As promised, an update on the older, more diverse part of the farm, that we did not show in part 1. I meant to talk more about the importance of biodiversity in this video, but sometimes I become so immersed in the now that I forget what I had planned to say. I’ll just say a little now. Nature is extremely diverse and everything is interconnected, which is how life is nurtured. There are no monocultures (vast areas of one species only, as in American commercial farming) in the natural world. That’s why monoculture has to be supported with chemical supplements (usually toxic) and why it works against life (including causing cancer), because it is the opposite of natural life. On a practical level, if we grow a wide variety of crops, not only do they increase each other’s health, but if one of them has a hard season, disease, or setback of any kind, you still have many other crops that are doing fine. You will not starve or “go broke.”
Extra bonus: beginning at 16:54 of the video you can see some unexpected bear/dog interaction that broke out during the filming!
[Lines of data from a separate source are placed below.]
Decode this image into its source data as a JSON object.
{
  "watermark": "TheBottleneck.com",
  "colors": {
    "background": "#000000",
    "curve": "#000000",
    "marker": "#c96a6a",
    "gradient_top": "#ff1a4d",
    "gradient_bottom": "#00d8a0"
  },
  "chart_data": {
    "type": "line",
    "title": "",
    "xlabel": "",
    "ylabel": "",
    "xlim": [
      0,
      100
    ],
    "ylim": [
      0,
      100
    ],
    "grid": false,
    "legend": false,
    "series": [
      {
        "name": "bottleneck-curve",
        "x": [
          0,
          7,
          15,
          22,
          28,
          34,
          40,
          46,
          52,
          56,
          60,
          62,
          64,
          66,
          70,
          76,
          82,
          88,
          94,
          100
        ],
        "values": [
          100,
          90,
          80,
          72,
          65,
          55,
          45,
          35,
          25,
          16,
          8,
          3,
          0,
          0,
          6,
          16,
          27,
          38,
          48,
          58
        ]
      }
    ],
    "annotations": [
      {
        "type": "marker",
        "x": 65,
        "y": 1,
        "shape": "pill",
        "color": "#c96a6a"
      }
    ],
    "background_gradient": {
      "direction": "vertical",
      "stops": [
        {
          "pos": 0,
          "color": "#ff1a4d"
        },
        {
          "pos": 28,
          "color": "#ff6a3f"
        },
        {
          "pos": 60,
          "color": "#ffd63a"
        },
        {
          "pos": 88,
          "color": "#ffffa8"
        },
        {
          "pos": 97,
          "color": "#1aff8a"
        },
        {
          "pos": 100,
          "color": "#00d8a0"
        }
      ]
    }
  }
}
Sorry about my memory lapse when I was talking about the many beneficial aspects of the wild plant in our garden called purslane. Here are a few online articles about the many health benefits of purslane that should make up for the lapse.